410 million years ago in Scotland!
Reconstruction drawing by Steve Fayers of a spider-like trigonotarbid found in the Chert.
Dr Nigel Trewin, Dr Clive Rice, Dr Steve Fayers and Ruth Kelman.
University of Aberdeen.
A miniature tropical paradise south of the Equator and teeming with exotic life forms, hot springs and geysers - sound familiar? Yes it's Scotland! Or at least it's a part of Aberdeenshire around 410 million years ago.
In this early Scottish landscape primitive plants formed 'knee-high' forests, and marshlands were inhabited by centipedes and spider-like animals on a river flood plain from which bubbled hot springs of silica-rich water. In small pools shrimp-like crustaceans lived in association with algae, bacteria and decaying plants. Fungi decomposed organic matter and lived as parasites on plants. Our detailed knowledge of the remarkably diverse flora and fauna from this time stems from the preservative powers of the highly mineralised water.
From time to time hot silica-rich water from hot springs and geysers flooded the land surface and deposited silica in a form called amorphous opaline sinter. The sinter trapped and preserved a huge variety of early land plants and animals. Many of the fossils are preserved in perfect 3D, showing superb detail and providing a unique glimpse of an early terrestrial and freshwater ecosystem.
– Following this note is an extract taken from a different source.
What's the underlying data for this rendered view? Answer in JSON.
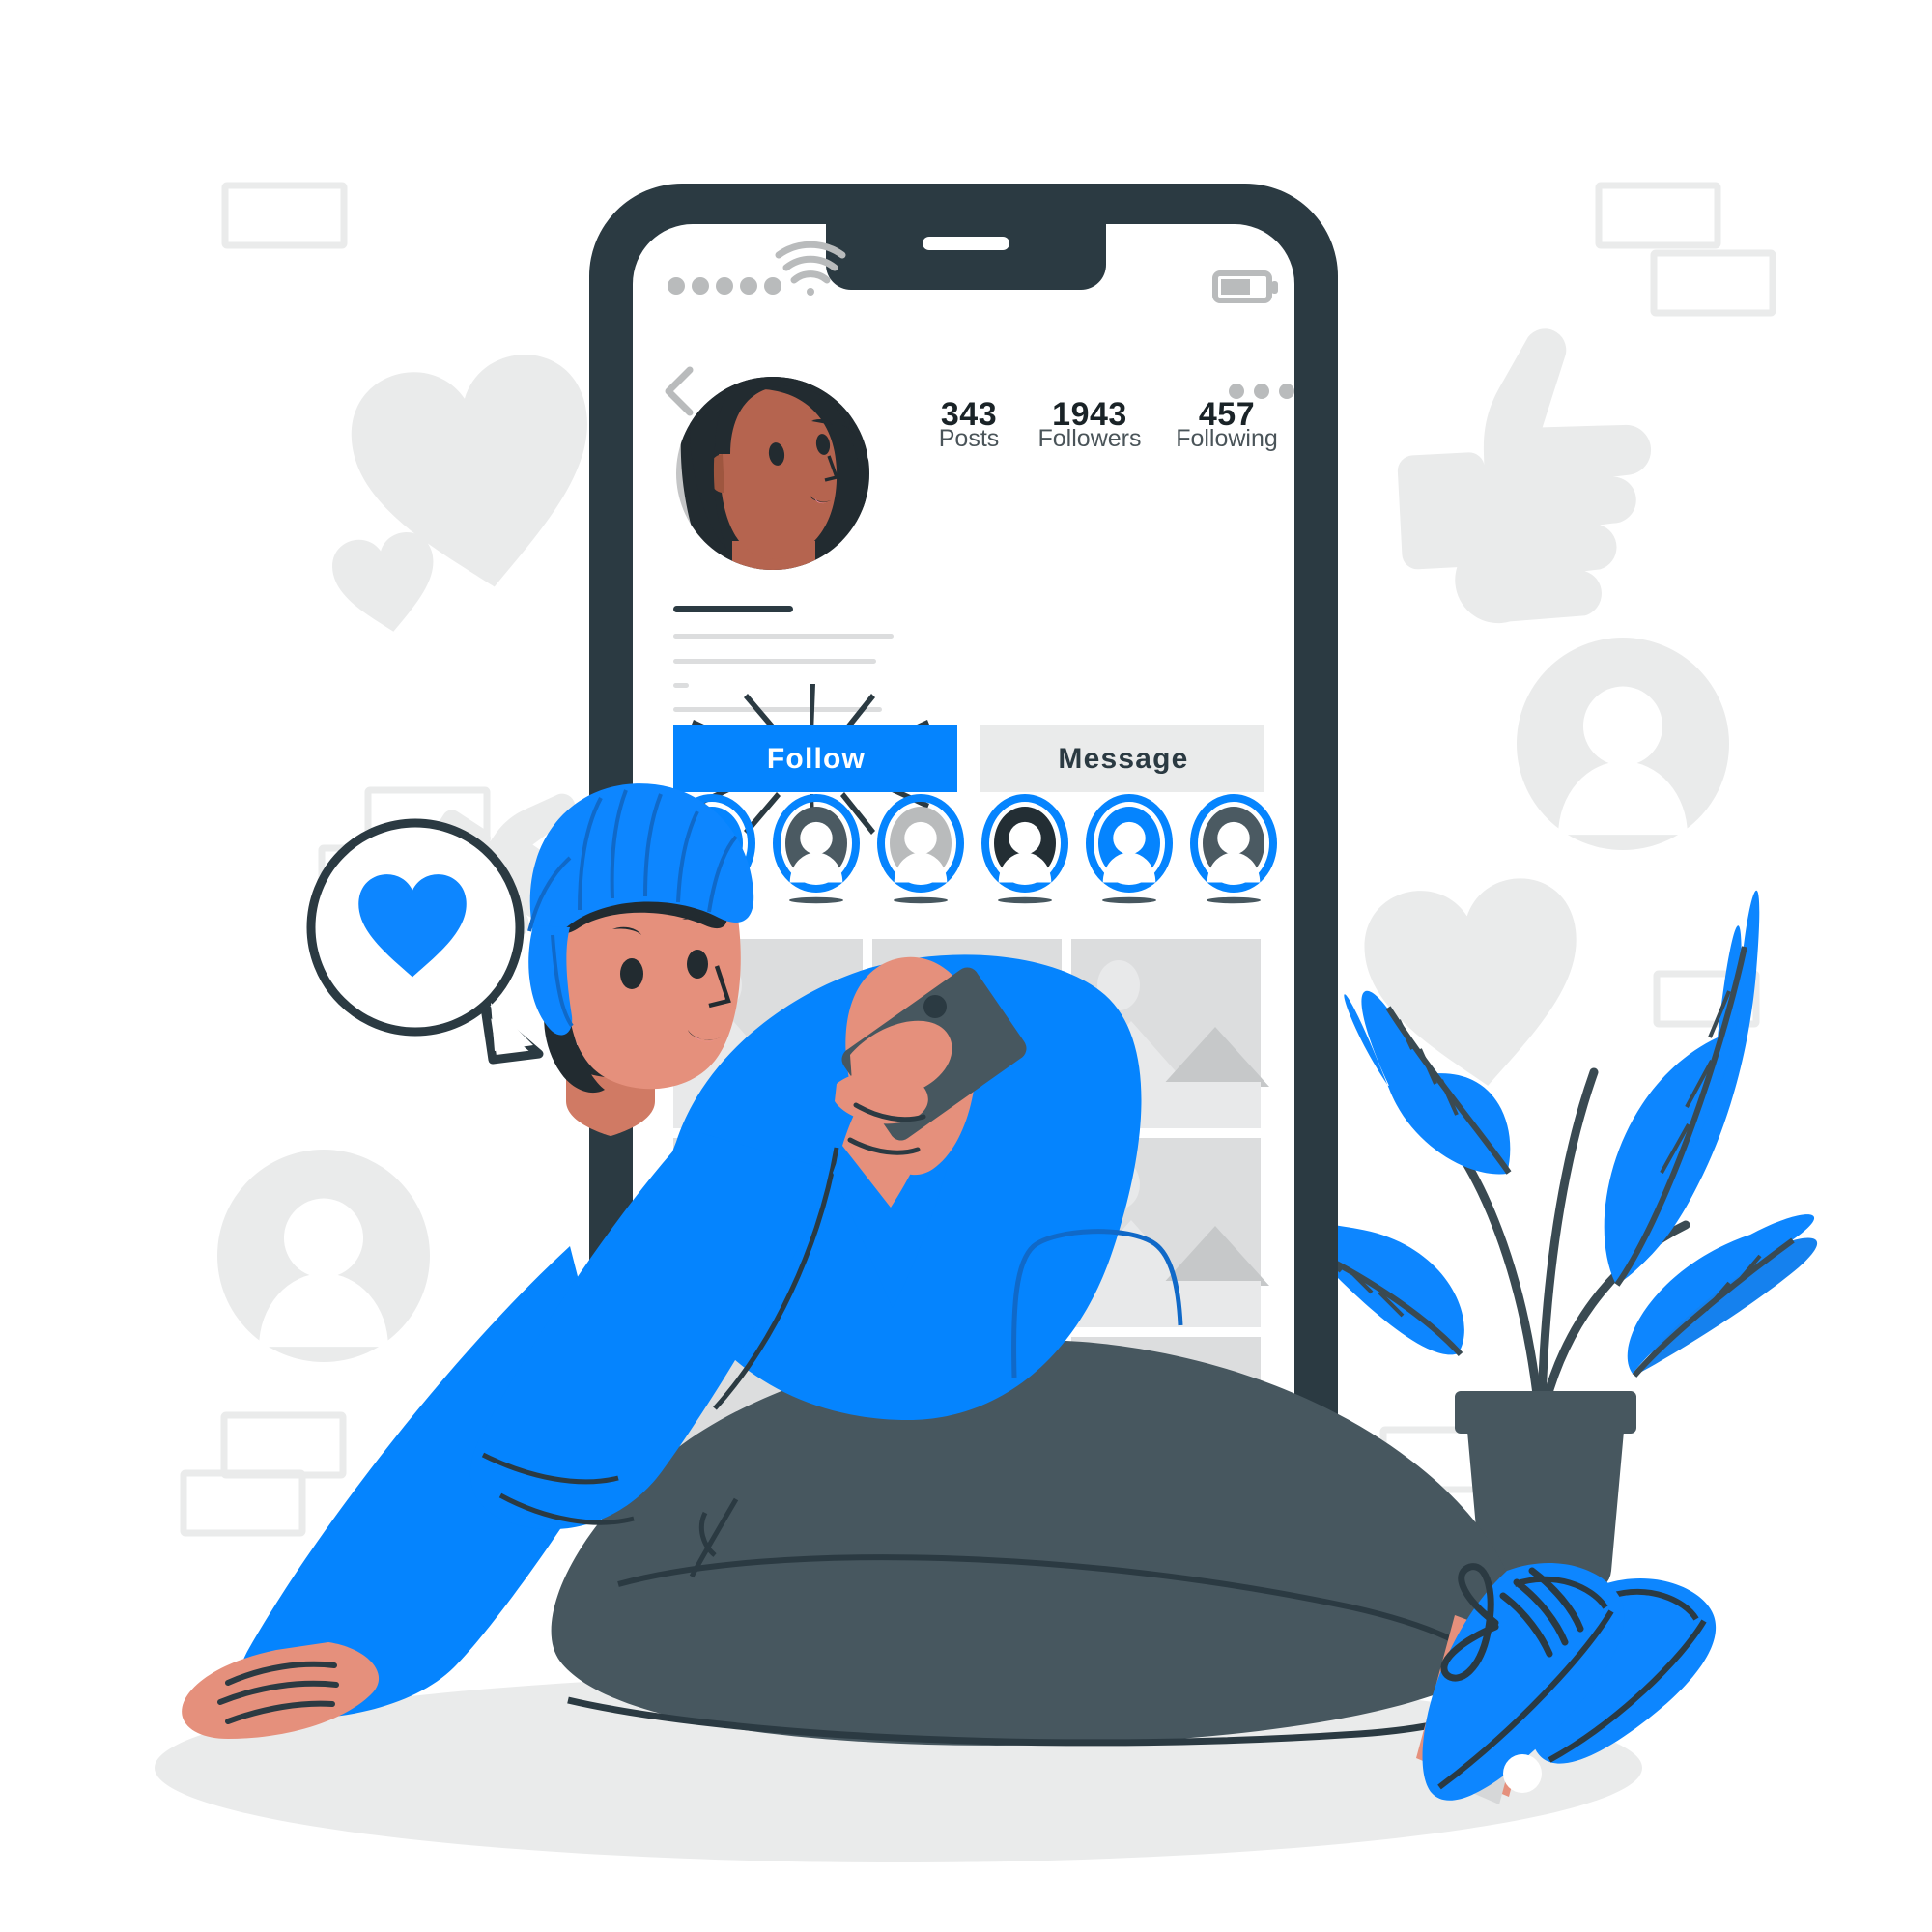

The sinter is now preserved as a finegrained quartz rock known as the Rhynie Chert. This rock was first discovered in 1912 as loose blocks in the fields around Rhynie near Aberdeen, and further material has been uncovered by trench digging and drilling. It has been the subject of periods of intense research involving institutions from around the world ever since, and it is now recognised as the best preserved early terrestrial ecosystem anywhere in the world.
The diversity of life recorded in the Rhynie Chert is far greater than that at any other site with a terrestrial biota of a similar age. A major surprise is the 'modern' aspect of the interactions between plants, animals and fungi found in the Early Devonian period, with complex symbiotic and parasitic relationships.
But it is the quality of the samples that makes the Rhynie Chert stand out. The fossilisation of the biota happened very quickly and incredible detail can be observed, including book lungs in arthropods, and sperm cells in plants, as well as germinating spores. The primitive plants display both sporophyte and gametophyte generations, and the fines.